The power of Congress over interstate commerce is plenary and complete in itself, may be exercised to its utmost extent, and acknowledges no limitations other than are prescribed in the Constitution. It follows that no form of state activity can constitutionally thwart the regulatory power granted by the commerce clause to Congress. Hence the reach of that power extends to those intrastate activities which in a substantial way interfere with or obstruct the exercise of the granted power.
Pending a referendum vote of farmers upon wheat quotas proclaimed by the Secretary of Agriculture under the Agricultural Adjustment Act of 1938, the Secretary made a radio address in which he advocated approval of the quotas and called attention to the recent enactment by Congress of the amendatory act, later approved May 26, 1941.
Appellee farmer filed a complaint against appellants to enjoin enforcement against himself of the marketing penalty imposed by amendment to the Agricultural Adjustment Act of 1938 (Act) for violating the quotas set forth in the law. The Appellee farmer only used the produced wheat for personal use and local consumption.
Can Congress regulate intrastate activity under its commerce clause?
It is well established by decisions of this Court that the power to regulate commerce includes the power to regulate the prices at which commodities in that commerce are dealt in and practices affecting such prices. One of the primary purposes of the Act in question was to increase the market price of wheat, and to that end to limit the volume thereof that could affect the market. It can hardly be denied that a factor of such volume and variability as home-consumed wheat would have a substantial influence on price and market conditions.
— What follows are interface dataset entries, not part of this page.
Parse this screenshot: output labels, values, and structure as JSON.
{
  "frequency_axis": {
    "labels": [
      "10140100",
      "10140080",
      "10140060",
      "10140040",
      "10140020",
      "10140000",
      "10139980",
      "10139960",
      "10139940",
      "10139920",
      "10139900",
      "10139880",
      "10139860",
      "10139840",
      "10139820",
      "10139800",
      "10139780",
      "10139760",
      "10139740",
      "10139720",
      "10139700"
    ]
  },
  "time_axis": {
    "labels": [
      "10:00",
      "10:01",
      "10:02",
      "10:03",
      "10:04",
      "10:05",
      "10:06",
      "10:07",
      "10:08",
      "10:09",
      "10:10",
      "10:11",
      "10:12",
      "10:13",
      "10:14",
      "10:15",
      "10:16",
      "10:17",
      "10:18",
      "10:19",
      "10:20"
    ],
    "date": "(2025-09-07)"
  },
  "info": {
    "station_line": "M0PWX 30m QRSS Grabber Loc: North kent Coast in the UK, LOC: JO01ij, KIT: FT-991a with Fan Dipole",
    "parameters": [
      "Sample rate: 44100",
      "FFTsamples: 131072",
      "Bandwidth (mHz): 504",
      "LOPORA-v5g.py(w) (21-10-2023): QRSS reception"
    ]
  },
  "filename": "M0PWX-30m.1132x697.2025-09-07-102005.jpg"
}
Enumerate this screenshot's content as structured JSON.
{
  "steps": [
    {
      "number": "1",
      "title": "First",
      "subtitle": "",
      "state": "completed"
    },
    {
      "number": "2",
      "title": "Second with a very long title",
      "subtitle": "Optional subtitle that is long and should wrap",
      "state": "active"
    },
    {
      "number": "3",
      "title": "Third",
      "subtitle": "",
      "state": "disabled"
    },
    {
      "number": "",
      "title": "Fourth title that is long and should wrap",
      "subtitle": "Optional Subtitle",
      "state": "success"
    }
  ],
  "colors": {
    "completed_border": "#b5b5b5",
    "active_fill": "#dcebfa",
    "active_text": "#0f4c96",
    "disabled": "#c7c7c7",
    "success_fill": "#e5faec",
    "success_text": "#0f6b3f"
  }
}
This may arise because being in marketable condition such wheat overhangs the market and, if induced by rising prices, tends to flow into the market and check price increases. But if we assume that it is never marketed, it supplies a need of the man who grew it which would otherwise be reflected by purchases in the open market. Home-grown wheat in this sense competes with wheat in commerce. The stimulation of commerce is a use of the regulatory function quite as definitely as prohibitions or restrictions thereon. This record leaves us in no doubt that Congress may properly have considered that wheat consumed on the farm where grown, if wholly outside the scheme of regulation, would have a substantial effect in defeating and obstructing its purpose to stimulate trade therein at increased prices.